A concise new biography marks the 200th birthday of Edgar Allen Poe.
Hippocrates’s classic pronouncement that life is short but art is long could have been coined with Edgar Allan Poe in mind. Although he died in 1849 at age 40, his literary legacy endures – not just in lugubrious stories and poems like “The Tell-Tale Heart” and “Annabel Lee,” but in his influence on literature, including 19th-century French Romantic poetry and detective and science fiction.
Just in time for the bicentennial of Poe’s January 19, 1809, birth, master biographer Peter Ackroyd – born 100 years after Poe’s death – has written the brief but still amply detailed Poe: A Life Cut Short.
Ackroyd has demonstrated his adeptness at distilling masses of information with lively, full-gore biographies of such long-gone literary lights as T.S. Eliot, Charles Dickens, William Blake, and Thomas More. In “Poe,” he provides a pared-down but rich portrait of a productive but dismal existence.
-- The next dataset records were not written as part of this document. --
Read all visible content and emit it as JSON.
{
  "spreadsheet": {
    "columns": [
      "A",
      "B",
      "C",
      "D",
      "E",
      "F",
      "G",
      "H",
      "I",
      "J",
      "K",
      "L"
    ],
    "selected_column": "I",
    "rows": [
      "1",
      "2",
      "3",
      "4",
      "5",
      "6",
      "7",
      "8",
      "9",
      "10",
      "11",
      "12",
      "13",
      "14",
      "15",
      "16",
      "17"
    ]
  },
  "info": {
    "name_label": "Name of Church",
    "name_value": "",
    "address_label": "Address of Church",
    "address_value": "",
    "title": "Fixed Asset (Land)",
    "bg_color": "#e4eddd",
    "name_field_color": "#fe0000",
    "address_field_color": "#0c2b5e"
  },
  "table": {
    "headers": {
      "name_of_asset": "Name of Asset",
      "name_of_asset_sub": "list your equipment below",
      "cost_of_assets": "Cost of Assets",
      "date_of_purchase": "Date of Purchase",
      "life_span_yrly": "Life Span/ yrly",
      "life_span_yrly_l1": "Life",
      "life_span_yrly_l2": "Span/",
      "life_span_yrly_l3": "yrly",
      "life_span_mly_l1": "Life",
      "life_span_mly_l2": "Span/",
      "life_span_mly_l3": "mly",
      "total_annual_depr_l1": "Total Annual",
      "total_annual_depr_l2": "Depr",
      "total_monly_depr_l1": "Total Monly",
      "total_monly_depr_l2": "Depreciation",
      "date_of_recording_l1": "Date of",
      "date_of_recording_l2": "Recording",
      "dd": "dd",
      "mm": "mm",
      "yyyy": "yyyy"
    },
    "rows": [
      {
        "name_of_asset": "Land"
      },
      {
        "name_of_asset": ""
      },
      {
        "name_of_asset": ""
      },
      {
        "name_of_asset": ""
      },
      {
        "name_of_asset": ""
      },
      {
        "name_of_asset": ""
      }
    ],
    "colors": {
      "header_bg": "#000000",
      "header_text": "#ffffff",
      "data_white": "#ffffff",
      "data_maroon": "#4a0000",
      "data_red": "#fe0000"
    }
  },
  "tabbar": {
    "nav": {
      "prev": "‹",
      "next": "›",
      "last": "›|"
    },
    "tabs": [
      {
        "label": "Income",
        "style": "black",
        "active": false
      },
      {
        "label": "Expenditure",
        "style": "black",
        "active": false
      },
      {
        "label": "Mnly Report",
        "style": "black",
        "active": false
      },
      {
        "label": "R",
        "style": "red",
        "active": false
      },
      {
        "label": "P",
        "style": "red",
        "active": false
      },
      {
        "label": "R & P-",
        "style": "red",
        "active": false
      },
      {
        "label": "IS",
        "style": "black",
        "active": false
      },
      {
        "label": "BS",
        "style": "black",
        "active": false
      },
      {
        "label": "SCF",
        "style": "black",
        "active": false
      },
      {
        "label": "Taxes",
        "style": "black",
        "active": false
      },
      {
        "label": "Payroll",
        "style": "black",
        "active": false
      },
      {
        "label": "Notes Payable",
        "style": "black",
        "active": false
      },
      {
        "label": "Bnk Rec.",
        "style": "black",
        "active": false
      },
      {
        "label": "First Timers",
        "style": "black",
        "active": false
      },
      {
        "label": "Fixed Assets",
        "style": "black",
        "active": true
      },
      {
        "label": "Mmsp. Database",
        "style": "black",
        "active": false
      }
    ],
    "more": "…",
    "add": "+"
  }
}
Poe dwelt, like the narrator of his poem “Eulalie,” “in a world of moan” against a backdrop of “midnights dreary” not unlike that in his most famous poem, “The Raven.” Ackroyd writes, “He was dogged by poverty, and cursed by lack of success.... His entire life was a series of setbacks, of disappointed hopes and thwarted ambitions.”